Your character, Michelle, has to put up with a lot here – did you sympathise? Was there a danger that you didn’t believe a woman would stick around as their new boyfriend turns into a psycho?

It’s something that I believed in, something I believe does happen. You can be drawn to someone who desperately needs help, someone who brings out that mothering instinct, and then, before you know it, you’re involved in all this crazy. We all want to find a way through such ordeals, to be the saviour, and I could see how Michelle would find herself wishing and hoping that she can pull this guy back from the edge. She is a nurse, after all.

You’ve come a long way from Fairy No.1 in Ella Enchanted, with a steady stream of work over the last eight years. All going to plan, or always a struggle?

There are so many people out there who want to do this job, and people do this for different reasons. You just have to focus on what you want out of this work, out of this life, and for me, it’s all about learning. I want to get better at this job, and learn new things all the time. Like any career, you have to invest your time and effort to get anything back. And that means having a focus on what you actually want. That way, it’s very rewarding, getting to meet so many people, to travel, to delve into the psychology of so many different characters.

Is there any particular reason that you’ve ended up in quite a few dark and disturbing tales? You looking for trouble?

I think the most interesting stories, and the most interesting characters, tend to be dark. Otherwise, you’ve just got Postman Pat. My family joke about how long I might live in each new movie, but those films are always the most enticing to me. And these troubled, doomed characters I find easier to play. Wonderfully so.

I know The Magdalene Sisters was an open audition, so, did you have a passion for acting before that?

I grew up loving films. Back in Newcastle, Galway, we would watch two or three a week, so, delving into other worlds was certainly something I had from the start. I was a daydreamer, always trying to imagine what it would be like to be that person, or this person. And I guess being the youngest, you kind of do that anyway. You’re so influenced by everyone around you – your siblings, your elders. I did have my shy moments growing up, so, acting was a great way for me to express myself.
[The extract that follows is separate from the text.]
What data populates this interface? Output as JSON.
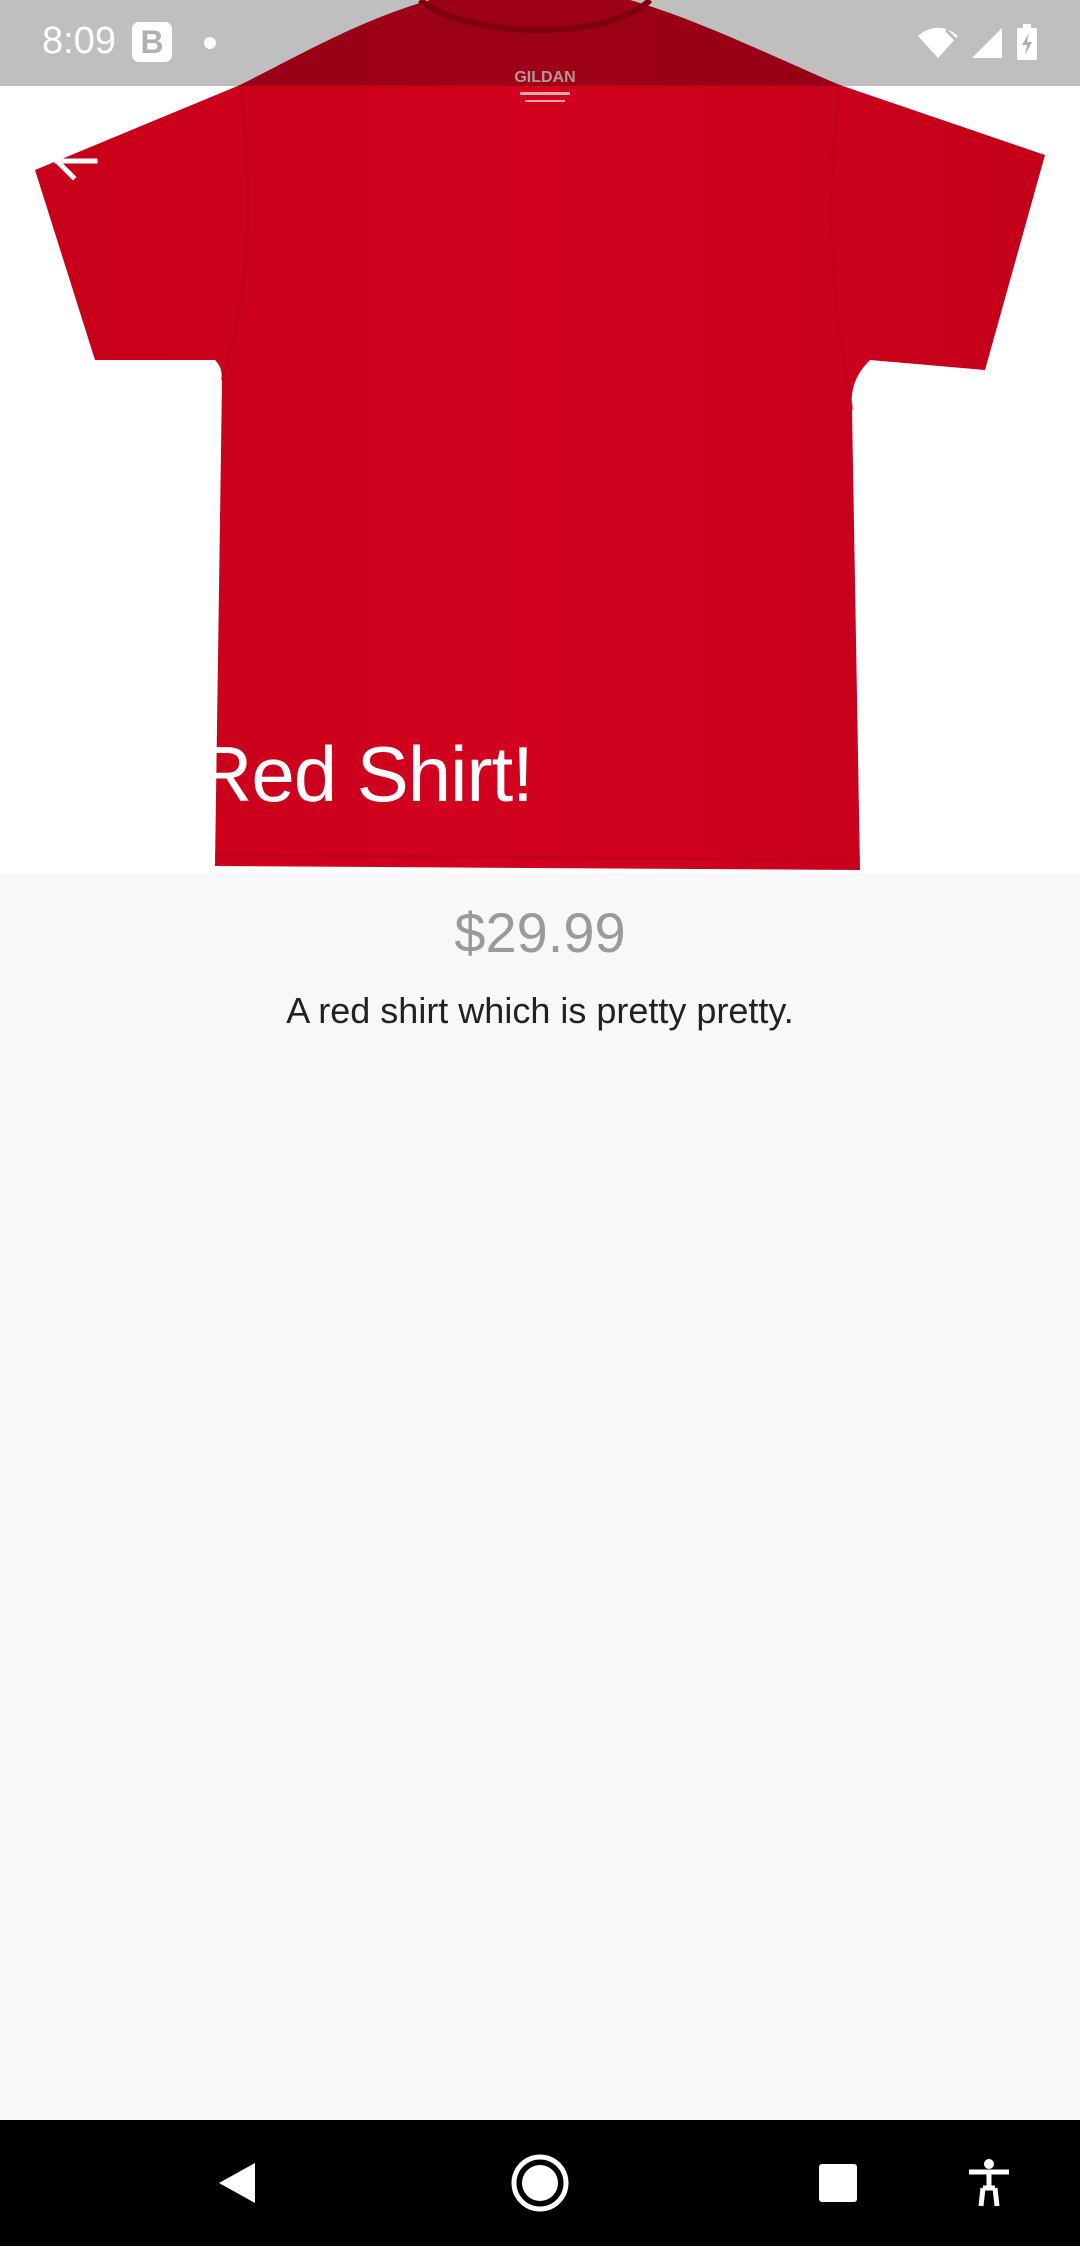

It must have felt like a baptism of fire when The Magdalene Sisters proved to be one of the most talked-about movies in this country back in 2002, and there you were, front and centre on the poster…

The funny thing is, I didn’t start out with any desire to be famous, or for being known, and when Magdalene came along, it was an amazing thing that happened to me. But I hadn’t set out with this notion of a career in acting, and it was only a few years later, when I finished my degree, that I decided acting was something I would do for a living. It was a real shock to my system though when Magdalene became such a big movie, and the effect it had on those who had lived through these dreadful laundries was heartbreaking. After all that, I needed to go away and do my degree, be around people my own age, and just grow up. I don’t think I would have been ready at 17…
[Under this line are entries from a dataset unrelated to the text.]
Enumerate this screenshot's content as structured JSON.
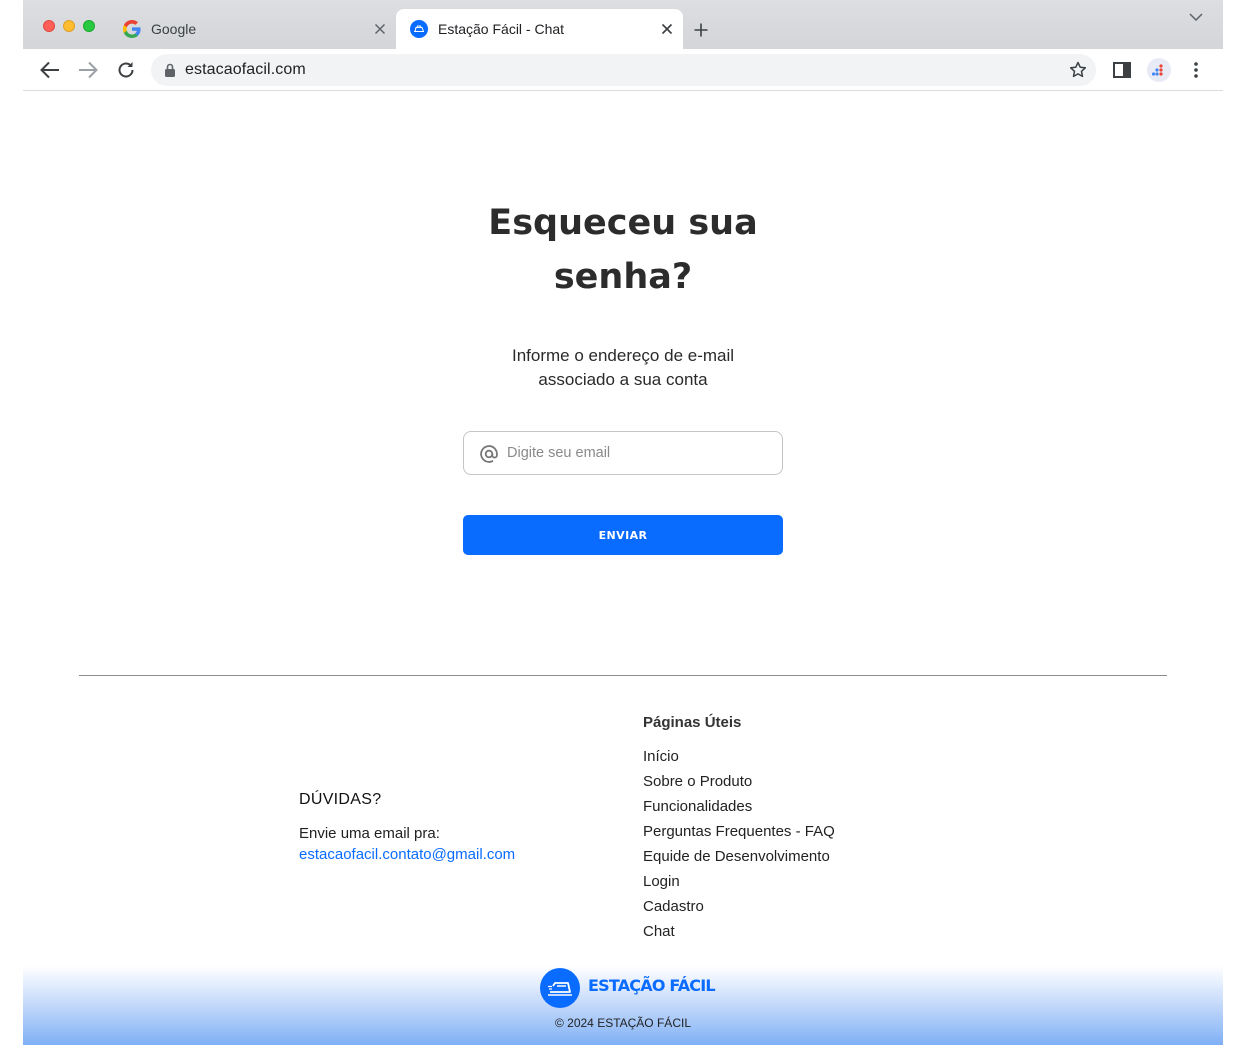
{
  "browser": {
    "tabs": [
      {
        "title": "Google",
        "icon": "google-g-icon",
        "active": false
      },
      {
        "title": "Estação Fácil - Chat",
        "icon": "estacao-facil-favicon",
        "active": true
      }
    ],
    "address_bar": {
      "url": "estacaofacil.com"
    }
  },
  "page": {
    "heading_line1": "Esqueceu sua",
    "heading_line2": "senha?",
    "subtitle_line1": "Informe o endereço de e-mail",
    "subtitle_line2": "associado a sua conta",
    "email_field": {
      "placeholder": "Digite seu email",
      "value": ""
    },
    "submit_label": "ENVIAR"
  },
  "footer": {
    "doubts": {
      "title": "DÚVIDAS?",
      "text": "Envie uma email pra:",
      "email": "estacaofacil.contato@gmail.com"
    },
    "useful_pages": {
      "title": "Páginas Úteis",
      "links": [
        "Início",
        "Sobre o Produto",
        "Funcionalidades",
        "Perguntas Frequentes - FAQ",
        "Equide de Desenvolvimento",
        "Login",
        "Cadastro",
        "Chat"
      ]
    },
    "logo_text": "ESTAÇÃO FÁCIL",
    "copyright": "© 2024 ESTAÇÃO FÁCIL"
  },
  "colors": {
    "brand_blue": "#0a6cff",
    "heading": "#2c2c2c"
  }
}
Of course, for many people, all that good work in earnest, well-regarded movies fades into insignificance alongside your role as Louise in Coronation Street. Your parents were finally proud of you.

Yeah, it’s funny, when people ask me what I’ve been in, you’ll get some who have heard of Descent, some who have heard of The Magdalene Sisters, but just about everyone knows Corrie. That’s always the most exciting thing, especially at home. They get tired of seeing me die in so many movies…

The noted movie website imdb has you listed as a producer on two recent outings, both entries incorrect, but you must be considering such a move. Producing means you can actually make the movies you want to make.

It’s certainly a goal for most actors, to get to a point where you have some kind of control over the roles you’re taking on, the stories you’re telling, so, yeah, I would certainly be ready and willing to get involved behind the camera. But it’s still early days for me. I have to get myself on a few more posters in the meantime. And then I can start throwing my weight around…

 

Interview by Paul Byrne 

SAVAGE is now showing in Irish cinemas